3.9 Ensure No HTTPS or SSL Proxy Load Balancers Permit SSL Policies With Weak Cipher Suites

Information

Secure Sockets Layer (SSL) policies determine what port Transport Layer Security (TLS) features clients are permitted to use when connecting to load balancers. To prevent usage of insecure features, SSL policies should use (a) at least TLS 1.2 with the MODERN profile; or (b) the RESTRICTED profile, because it effectively requires clients to use TLS 1.2 regardless of the chosen minimum TLS version; or (3) a CUSTOM profile that does not support any of the following features:

TLS_RSA_WITH_AES_128_GCM_SHA256

TLS_RSA_WITH_AES_256_GCM_SHA384

TLS_RSA_WITH_AES_128_CBC_SHA

TLS_RSA_WITH_AES_256_CBC_SHA

TLS_RSA_WITH_3DES_EDE_CBC_SHA

Rationale:

Load balancers are used to efficiently distribute traffic across multiple servers. Both SSL proxy and HTTPS load balancers are external load balancers, meaning they distribute traffic from the Internet to a GCP network. GCP customers can configure load balancer SSL policies with a minimum TLS version (1.0, 1.1, or 1.2) that clients can use to establish a connection, along with a profile (Compatible, Modern, Restricted, or Custom) that specifies permissible cipher suites. To comply with users using outdated protocols, GCP load balancers can be configured to permit insecure cipher suites. In fact, the GCP default SSL policy uses a minimum TLS version of 1.0 and a Compatible profile, which allows the widest range of insecure cipher suites. As a result, it is easy for customers to configure a load balancer without even knowing that they are permitting outdated cipher suites.

Impact:

Creating more secure SSL policies can prevent clients using older TLS versions from establishing a connection.

NOTE: Nessus has not performed this check. Please review the benchmark to ensure target compliance.

Solution

From Google Cloud Console
If the TargetSSLProxy or TargetHttpsProxy does not have an SSL policy configured, create a new SSL policy. Otherwise, modify the existing insecure policy.

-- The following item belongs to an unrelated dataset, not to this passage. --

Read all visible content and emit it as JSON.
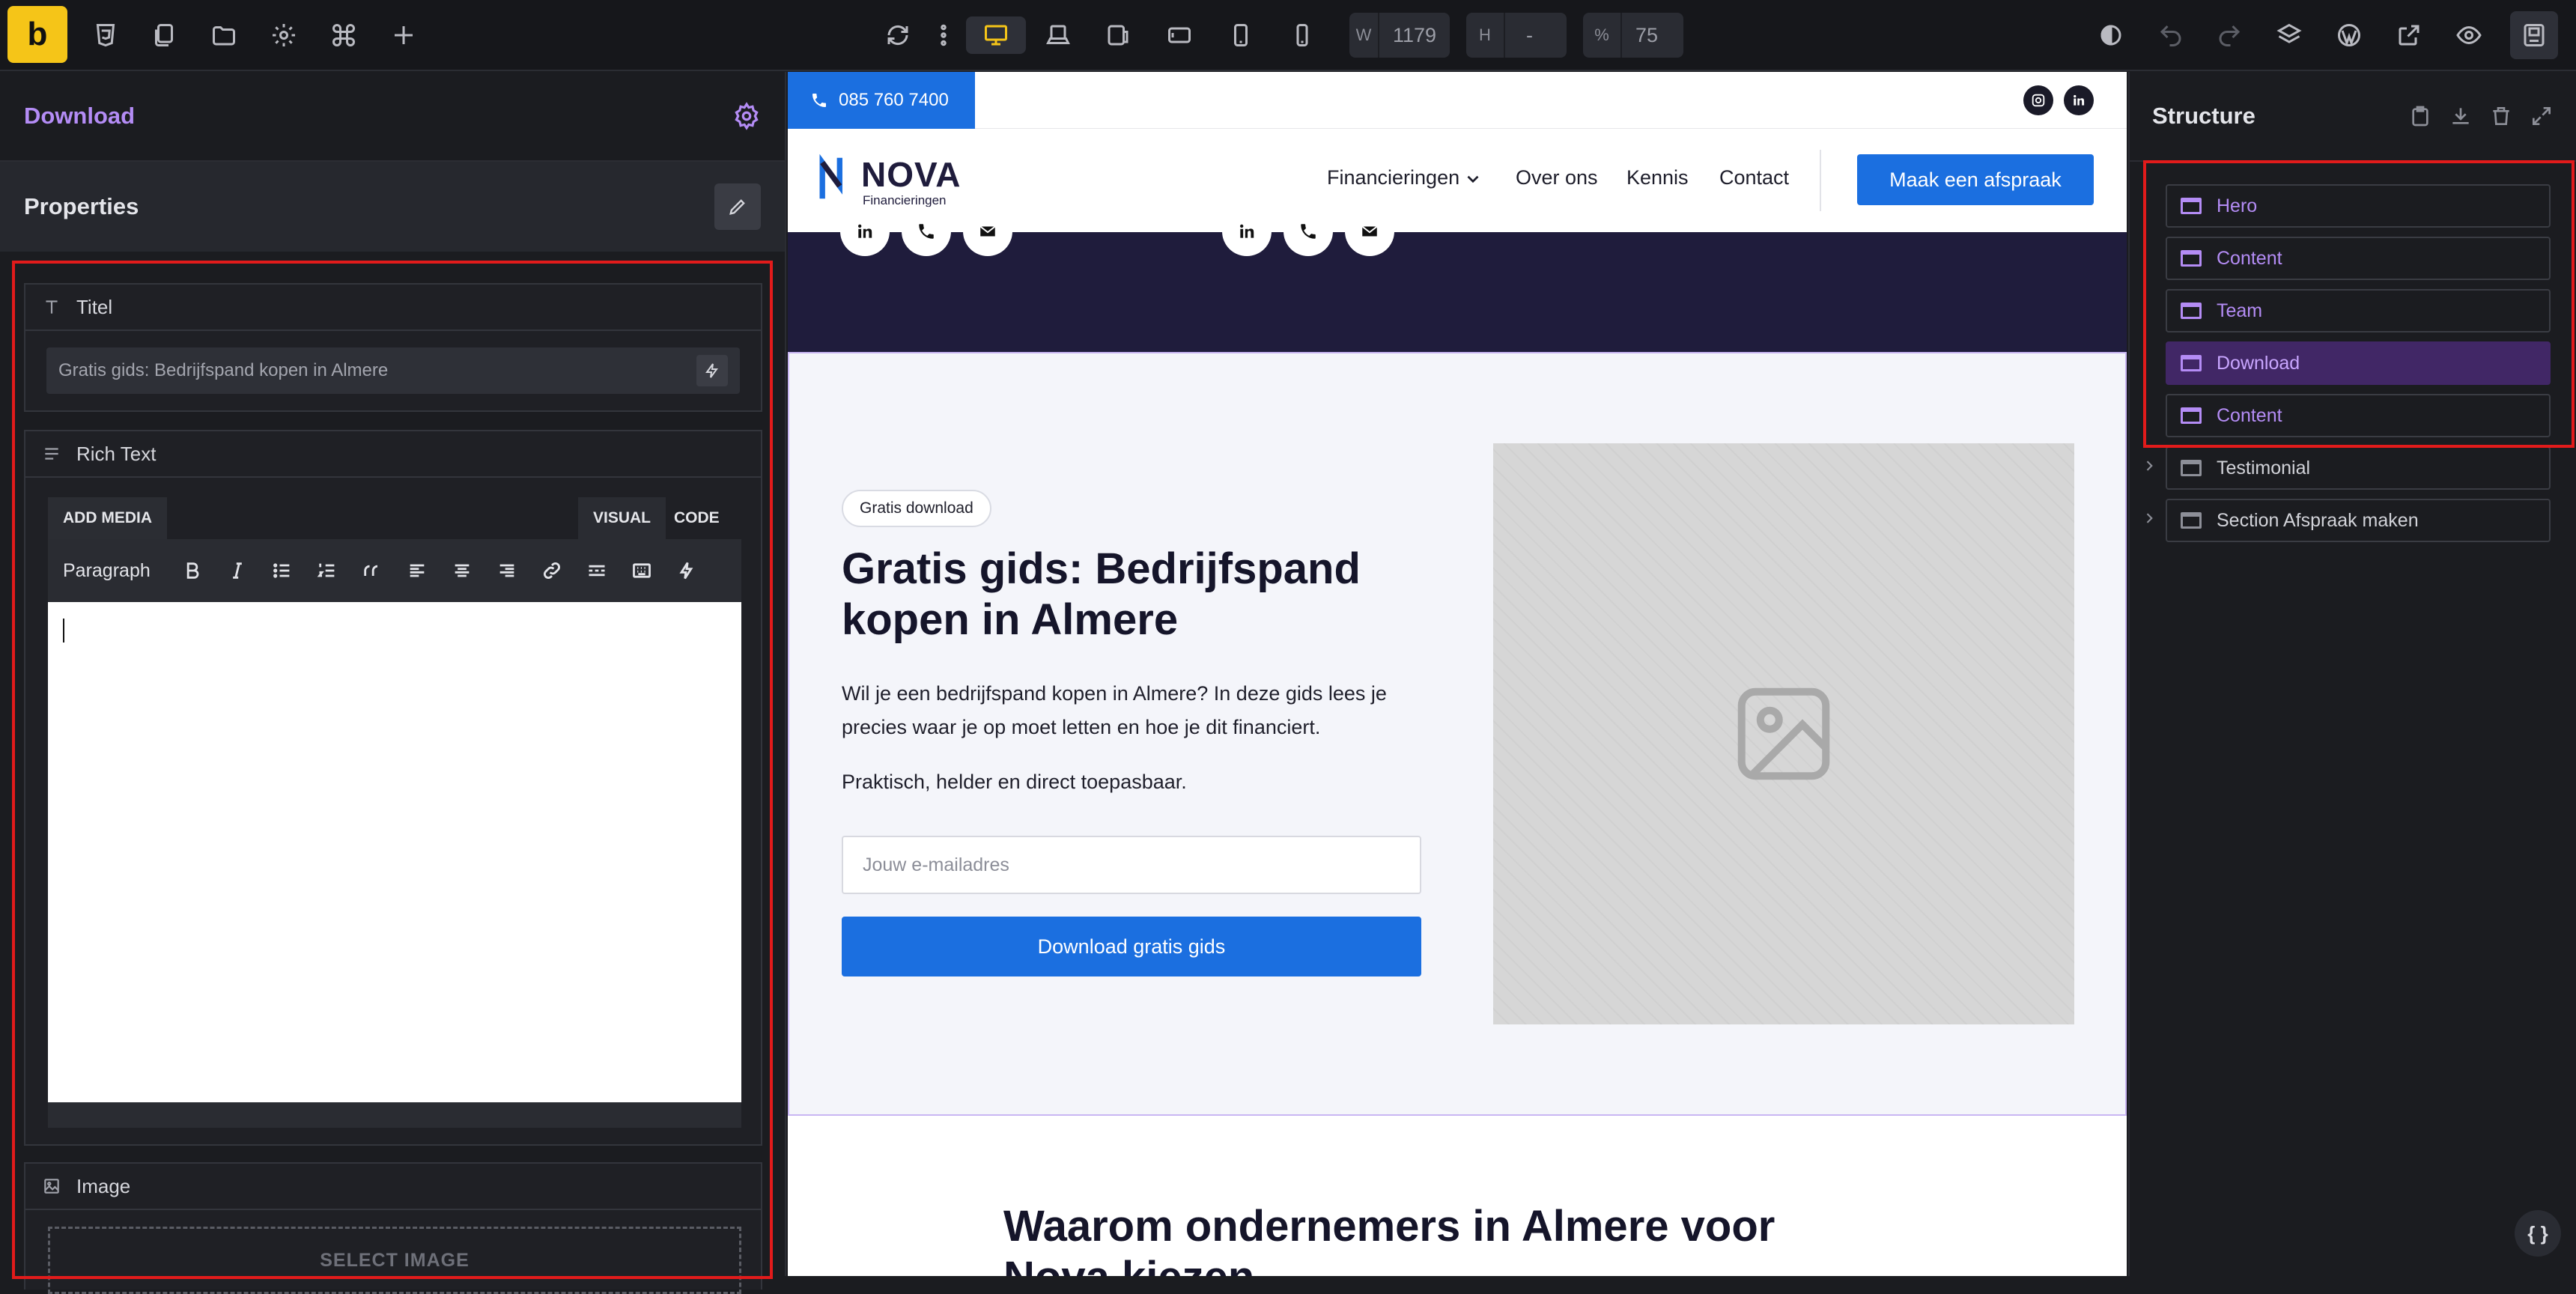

Navigate to the SSL Policies page by visiting: https://console.cloud.google.com/net-security/sslpolicies

Click on the name of the insecure policy to go to its SSL policy details page.

Click EDIT.

Set Minimum TLS version to TLS 1.2.

Set Profile to Modern or Restricted.

Alternatively, if teh user selects the profile Custom, make sure that the following features are disabled:

TLS_RSA_WITH_AES_128_GCM_SHA256
TLS_RSA_WITH_AES_256_GCM_SHA384
TLS_RSA_WITH_AES_128_CBC_SHA
TLS_RSA_WITH_AES_256_CBC_SHA
TLS_RSA_WITH_3DES_EDE_CBC_SHA

From Google Cloud CLI

For each insecure SSL policy, update it to use secure cyphers:

gcloud compute ssl-policies update NAME [--profile COMPATIBLE|MODERN|RESTRICTED|CUSTOM] --min-tls-version 1.2 [--custom-features FEATURES]

If the target proxy has a GCP default SSL policy, use the following command corresponding to the proxy type to update it.

gcloud compute target-ssl-proxies update TARGET_SSL_PROXY_NAME --ssl-policy SSL_POLICY_NAME
gcloud compute target-https-proxies update TARGET_HTTPS_POLICY_NAME --ssl-policy SSL_POLICY_NAME

Default Value:

The GCP default SSL policy is the least secure setting: Min TLS 1.0 and Compatible profile

See Also

https://workbench.cisecurity.org/benchmarks/9562

Item Details

Category: ACCESS CONTROL, IDENTIFICATION AND AUTHENTICATION, SYSTEM AND COMMUNICATIONS PROTECTION

References: 800-53|AC-17(2), 800-53|IA-5, 800-53|IA-5(1), 800-53|SC-8, 800-53|SC-8(1), CSCv7|14.4

Plugin: GCP

Control ID: 2483042aa1d8730a9d6c289b9c73e1178b85da69a40e344dc9445df47c0be535